[Dataset entries]
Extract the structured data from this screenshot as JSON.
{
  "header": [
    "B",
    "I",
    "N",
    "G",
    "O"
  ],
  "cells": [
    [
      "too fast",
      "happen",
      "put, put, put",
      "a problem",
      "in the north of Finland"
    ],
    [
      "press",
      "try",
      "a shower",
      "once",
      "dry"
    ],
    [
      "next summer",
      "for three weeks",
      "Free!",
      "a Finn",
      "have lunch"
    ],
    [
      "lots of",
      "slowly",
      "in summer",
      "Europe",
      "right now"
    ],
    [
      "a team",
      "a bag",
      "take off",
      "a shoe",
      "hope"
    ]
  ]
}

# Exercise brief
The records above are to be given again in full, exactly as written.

# Completed exercise
Extract the structured data from this screenshot as JSON.
{
  "header": [
    "B",
    "I",
    "N",
    "G",
    "O"
  ],
  "cells": [
    [
      "too fast",
      "happen",
      "put, put, put",
      "a problem",
      "in the north of Finland"
    ],
    [
      "press",
      "try",
      "a shower",
      "once",
      "dry"
    ],
    [
      "next summer",
      "for three weeks",
      "Free!",
      "a Finn",
      "have lunch"
    ],
    [
      "lots of",
      "slowly",
      "in summer",
      "Europe",
      "right now"
    ],
    [
      "a team",
      "a bag",
      "take off",
      "a shoe",
      "hope"
    ]
  ]
}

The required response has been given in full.